Seasonality is another factor that should be considered when you are evaluating how much working capital you will need. Some businesses have busy seasons and slow seasons, as is the case with CPA practices that are typically busiest during the first part of the year, and resorts that are often busier during the summer travel season.
Here are some additional factors that new business owners may need to consider when determining the appropriate amount of working capital to have on hand:
- Inventory: If you are getting into a business that sells physical products to customers, you will need to consider the cost of inventory. You will want enough capital to keep an adequate amount of inventory on hand for customers who want to buy it. And estimating future inventory needs will often be based largely on previous sales.
- Revenue and Expense Forecasts: While we cannot predict the future with 100% certainty, previous profit and loss statements can give you a pretty good idea of what you can expect for revenues and expenses going forward. When looking at past figures, be ultra-conservative with your revenue projections and assume that there will be a drop in sales when you take over. In addition, assume that your fixed expenses will increase by 10-20 percent. This will should provide you with a nice cushion to work with.
- Cost of Desired Upgrades: When you evaluate the business you are purchasing, you may be thinking that the business could benefit by making some technological upgrades and other improvements to help it run more efficiently and profitably. Be sure to include cost estimates for all the essential one-time upgrades you plan to make.
- Costs for Additional Marketing: In addition to upgrades/improvements, you might want to invest in some advertising/marketing campaigns that could jumpstart your sales. You might even be considering hiring some extra salespeople. These costs should also be factored into your working capital calculation.
- Available Capital from Current Owner: Ask if the seller is including any liquid capital along with the business that they are turning over to you. This might even be something that could be negotiated into the purchase.

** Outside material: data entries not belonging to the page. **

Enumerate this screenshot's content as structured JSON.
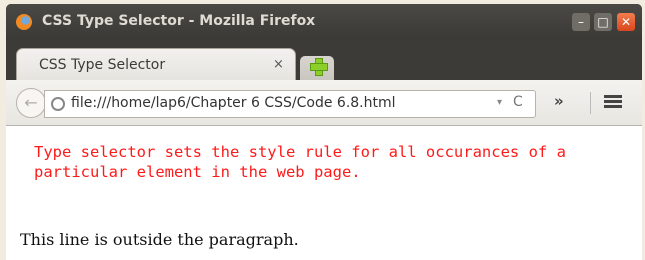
{
  "window": {
    "title": "CSS Type Selector - Mozilla Firefox",
    "controls": {
      "minimize": "–",
      "maximize": "□",
      "close": "✕"
    }
  },
  "tabs": [
    {
      "label": "CSS Type Selector",
      "close": "×"
    }
  ],
  "navbar": {
    "back": "←",
    "url": "file:///home/lap6/Chapter 6 CSS/Code 6.8.html",
    "dropdown": "▾",
    "reload": "C",
    "overflow": "»"
  },
  "content": {
    "paragraph": "Type selector sets the style rule for all occurances of a particular element in the web page.",
    "outside_line": "This line is outside the paragraph."
  },
  "colors": {
    "paragraph_text": "#ff1a1a",
    "titlebar": "#3c3b37"
  },
  "icons": [
    "firefox-logo-icon",
    "new-tab-plus-icon",
    "globe-icon",
    "reload-icon",
    "menu-icon"
  ]
}
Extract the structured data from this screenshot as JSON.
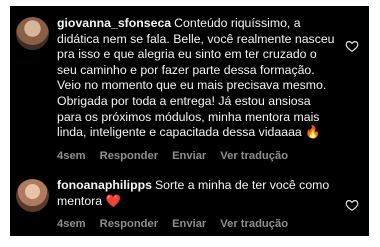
{
  "comments": [
    {
      "username": "giovanna_sfonseca",
      "text": "Conteúdo riquíssimo, a didática nem se fala. Belle, você realmente nasceu pra isso e que alegria eu sinto em ter cruzado o seu caminho e por fazer parte dessa formação. Veio no momento que eu mais precisava mesmo. Obrigada por toda a entrega! Já estou ansiosa para os próximos módulos, minha mentora mais linda, inteligente e capacitada dessa vidaaaa 🔥",
      "time": "4sem",
      "reply": "Responder",
      "send": "Enviar",
      "translate": "Ver tradução"
    },
    {
      "username": "fonoanaphilipps",
      "text": "Sorte a minha de ter você como mentora ❤️",
      "time": "4sem",
      "reply": "Responder",
      "send": "Enviar",
      "translate": "Ver tradução"
    }
  ],
  "icons": {
    "like": "heart-outline-icon",
    "avatar": "profile-photo"
  },
  "colors": {
    "background": "#000000",
    "text": "#f5f5f5",
    "meta": "#8e8e8e"
  }
}
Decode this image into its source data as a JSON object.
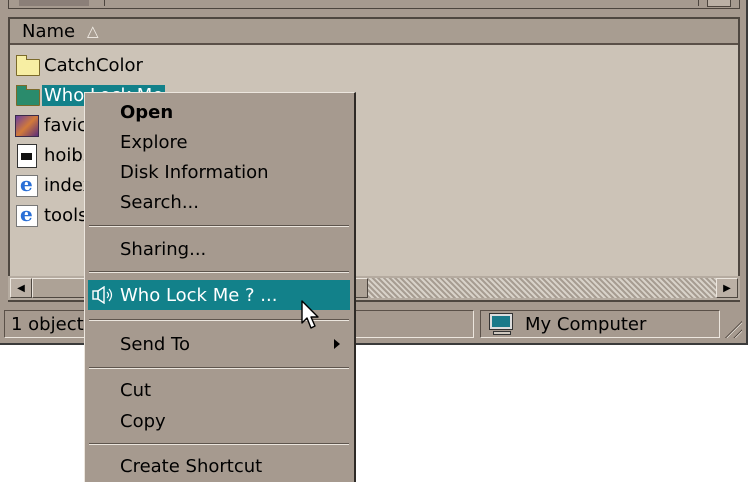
{
  "list": {
    "column_name": "Name",
    "items": [
      {
        "label": "CatchColor",
        "icon": "folder-icon"
      },
      {
        "label": "Who Lock Me",
        "icon": "folder-icon"
      },
      {
        "label": "favicon",
        "icon": "image-icon"
      },
      {
        "label": "hoibs",
        "icon": "document-icon"
      },
      {
        "label": "index",
        "icon": "ie-document-icon"
      },
      {
        "label": "tools",
        "icon": "ie-document-icon"
      }
    ]
  },
  "context_menu": {
    "items": [
      {
        "label": "Open",
        "bold": true
      },
      {
        "label": "Explore"
      },
      {
        "label": "Disk Information"
      },
      {
        "label": "Search..."
      },
      {
        "label": "Sharing..."
      },
      {
        "label": "Who Lock Me ? ...",
        "highlighted": true,
        "icon": "speaker-icon"
      },
      {
        "label": "Send To",
        "submenu": true
      },
      {
        "label": "Cut"
      },
      {
        "label": "Copy"
      },
      {
        "label": "Create Shortcut"
      }
    ]
  },
  "status": {
    "objects": "1 object(s) selected",
    "location": "My Computer"
  },
  "colors": {
    "window_bg": "#a69a8f",
    "list_bg": "#ccc3b7",
    "highlight": "#12818a"
  }
}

Generally, you should try to enter your new business with at least three months of available working capital. As we talked about earlier, the last thing you want is to get into a cash crunch, so always err on the side of caution when you make your calculations.

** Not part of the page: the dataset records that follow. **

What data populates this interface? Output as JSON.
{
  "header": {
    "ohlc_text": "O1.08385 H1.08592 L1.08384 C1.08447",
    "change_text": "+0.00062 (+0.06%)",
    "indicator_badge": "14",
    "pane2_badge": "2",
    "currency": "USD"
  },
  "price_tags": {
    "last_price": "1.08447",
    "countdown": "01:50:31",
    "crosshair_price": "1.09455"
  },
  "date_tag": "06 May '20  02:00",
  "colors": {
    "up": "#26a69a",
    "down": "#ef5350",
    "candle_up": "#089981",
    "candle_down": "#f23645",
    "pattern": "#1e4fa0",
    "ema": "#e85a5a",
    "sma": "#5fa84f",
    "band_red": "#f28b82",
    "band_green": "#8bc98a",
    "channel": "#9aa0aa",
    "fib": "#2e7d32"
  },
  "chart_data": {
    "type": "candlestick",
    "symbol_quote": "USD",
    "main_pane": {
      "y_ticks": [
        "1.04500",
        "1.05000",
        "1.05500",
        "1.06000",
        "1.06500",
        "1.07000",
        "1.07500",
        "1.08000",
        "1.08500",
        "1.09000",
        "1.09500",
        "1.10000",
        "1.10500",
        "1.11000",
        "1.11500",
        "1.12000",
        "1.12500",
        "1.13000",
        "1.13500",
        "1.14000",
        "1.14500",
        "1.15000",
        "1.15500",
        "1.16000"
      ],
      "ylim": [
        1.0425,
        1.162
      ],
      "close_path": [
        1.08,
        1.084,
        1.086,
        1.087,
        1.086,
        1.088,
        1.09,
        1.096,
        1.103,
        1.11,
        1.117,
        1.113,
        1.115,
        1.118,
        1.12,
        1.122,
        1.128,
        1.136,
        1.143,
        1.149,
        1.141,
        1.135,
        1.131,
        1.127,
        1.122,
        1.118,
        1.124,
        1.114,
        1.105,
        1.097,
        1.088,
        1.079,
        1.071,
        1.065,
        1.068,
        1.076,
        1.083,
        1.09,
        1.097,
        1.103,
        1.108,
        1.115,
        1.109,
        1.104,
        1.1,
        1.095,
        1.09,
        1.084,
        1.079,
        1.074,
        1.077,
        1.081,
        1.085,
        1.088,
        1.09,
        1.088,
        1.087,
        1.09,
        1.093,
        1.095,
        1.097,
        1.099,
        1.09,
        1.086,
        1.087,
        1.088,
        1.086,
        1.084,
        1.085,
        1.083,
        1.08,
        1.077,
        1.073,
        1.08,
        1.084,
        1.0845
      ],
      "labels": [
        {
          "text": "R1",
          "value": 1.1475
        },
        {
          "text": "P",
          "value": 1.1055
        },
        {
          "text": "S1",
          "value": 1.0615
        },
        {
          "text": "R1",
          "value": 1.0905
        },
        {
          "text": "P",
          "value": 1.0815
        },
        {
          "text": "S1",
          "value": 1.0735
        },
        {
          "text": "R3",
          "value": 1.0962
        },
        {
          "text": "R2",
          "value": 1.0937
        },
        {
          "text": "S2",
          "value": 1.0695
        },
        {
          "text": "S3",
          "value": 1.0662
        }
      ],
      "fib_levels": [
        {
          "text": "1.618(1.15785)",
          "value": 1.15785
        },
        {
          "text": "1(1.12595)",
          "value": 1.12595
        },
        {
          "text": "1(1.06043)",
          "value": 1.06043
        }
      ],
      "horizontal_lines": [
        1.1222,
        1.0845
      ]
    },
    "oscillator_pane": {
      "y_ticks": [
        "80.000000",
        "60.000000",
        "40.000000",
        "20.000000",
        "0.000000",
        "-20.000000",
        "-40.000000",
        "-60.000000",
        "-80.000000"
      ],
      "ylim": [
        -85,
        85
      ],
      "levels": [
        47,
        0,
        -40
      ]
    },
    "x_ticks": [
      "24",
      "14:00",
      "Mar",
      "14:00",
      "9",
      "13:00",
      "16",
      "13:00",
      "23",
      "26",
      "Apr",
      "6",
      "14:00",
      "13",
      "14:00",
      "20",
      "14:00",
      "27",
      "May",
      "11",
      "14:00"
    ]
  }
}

Consult with a Local Business Intermediary
When you are considering purchasing a new business, it is wise to work with a local CPA and accounting firm broker. Experienced business brokers thoroughly understand the ins and outs of transactions like these, and they have worked with numerous buyers who have been in your shoes. Consult a local business broker to discuss issues like having adequate working capital and other challenges that buyers face, so you can ensure that you are well prepared to be successful in your new venture.